Martel achieves essential ambiguity with detailed composition in each frame where information is plentiful but also ambiguous, enigmatic and fragmented. Her camera stares at one fixed place and simply watches the characters’ movements, sometimes switching to another person, then another, with the sequence building in that manner. The narrative lines occur in different layers within the same scene, with a character in the foreground, and others in the background entering and exciting the frame, moving towards and away from the camera, resulting in a rich juxtaposition and superimposition of themes.

Martel’s decision to maintain excessively shallow depth of field in her wide screen compositions, many of which present only Vero in focus, serves to emphasize the spatial unmooring of Vero’s psychology to the film’s narrative. In other words, it is purely Onetto's registration of the various shades of her character's anguish and discomposure that comprise the sharply-focused vectors of the mise-en-scène. More importantly, the visual compression mirrors Vero's wavering distance from other social classes, the ingrained, prevailing split between lighter-skinned, middle class citizens (like her), and the darker-skinned, lower-class citizens who work for them. Vero seems contained, detached from them, yet their blurred contours in the sides of the frames are a constant reminder that there are others on the periphery. The boy she might have killed is a poor day laborer and Vero's social isolation has been compromised while her mental anxiety escalates.
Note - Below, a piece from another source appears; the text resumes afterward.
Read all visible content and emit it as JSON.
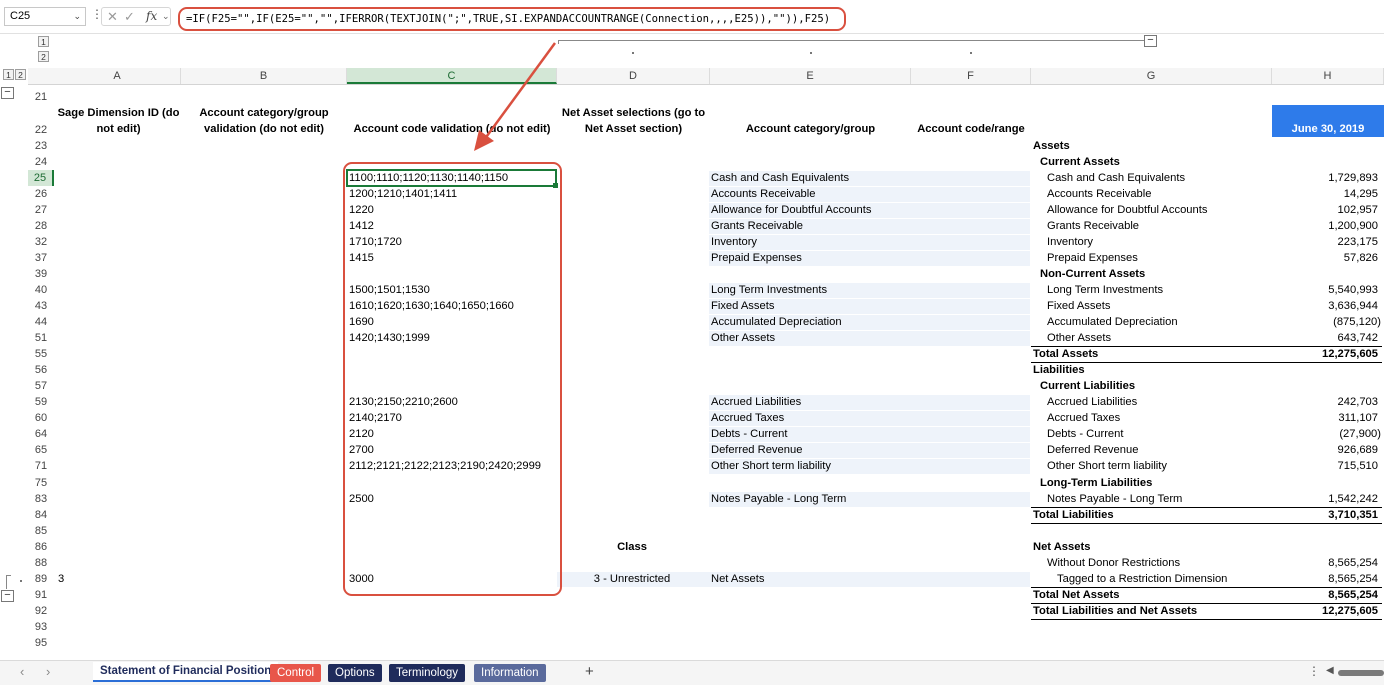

Moreover, her addled psychological state finds a corollary in the film's elliptical narration, which jumps ahead with protagonist and spectator alike uncertain as to where we find ourselves and how we got there.
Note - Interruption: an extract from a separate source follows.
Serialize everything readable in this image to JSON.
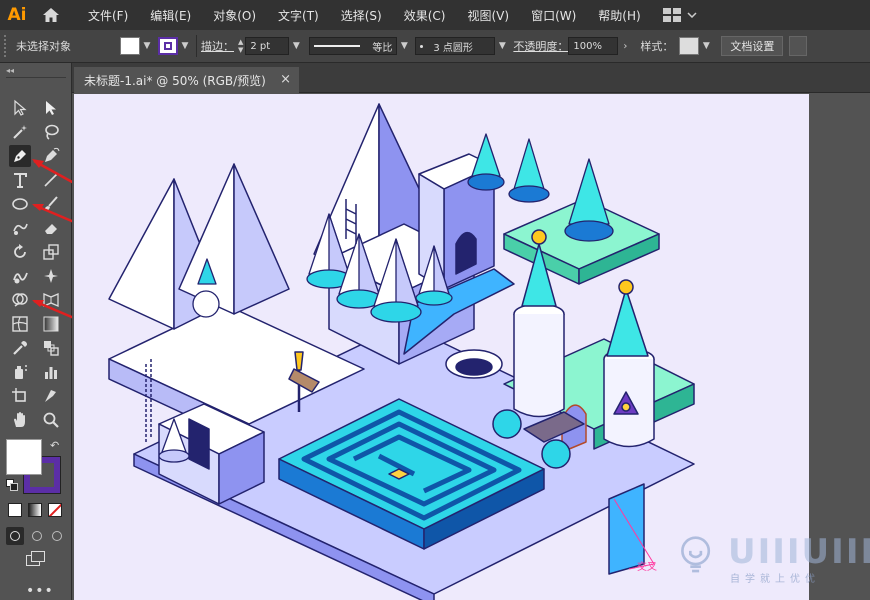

If Martel's cinema provokes rejection or confusion in some, it does so because the audience prefers its pre-established and perceptive system. Oblivious to any commercial strategy, here form is content and nothing has been put in the film to impress. Martel tries to detect social climates and states of mind and in an indirect and subtle way she transmits them as feelings, being certain of the eloquence of details and randomly trapped words or gestures, and relying on the sensibility of the audience more than on their mental quickness. She does not ask for our intellectual liveliness but our honest participation and sensory perception.

Each frame of Woman is a work of art in itself; a visual pleasure, a meditation full of meaning on the expressive possibilities of cinema, a virtuoso interaction among multiple textures of images and level of sounds that create palpable tension making Woman feel like a most unlikely thriller. Martel is also driven by a desire to expose the ugly divides in Argentina ’s class system and the psychological and moral costs of silence, denial, and cover-up, rendering the film as much a work of social commentary as a fine example of thought-provoking entertainment. Martel executes her film with surgical precision and deals with the mystery lying at the edge of the frame; those strange almost furtive gestures we have to interpret always according to our most intimate convictions—that absence of certainties, so uncomfortable and nevertheless exciting. Woman  is a swooning, haunted enigma that demands multiple viewings and interpretations to break through its mysterious facade.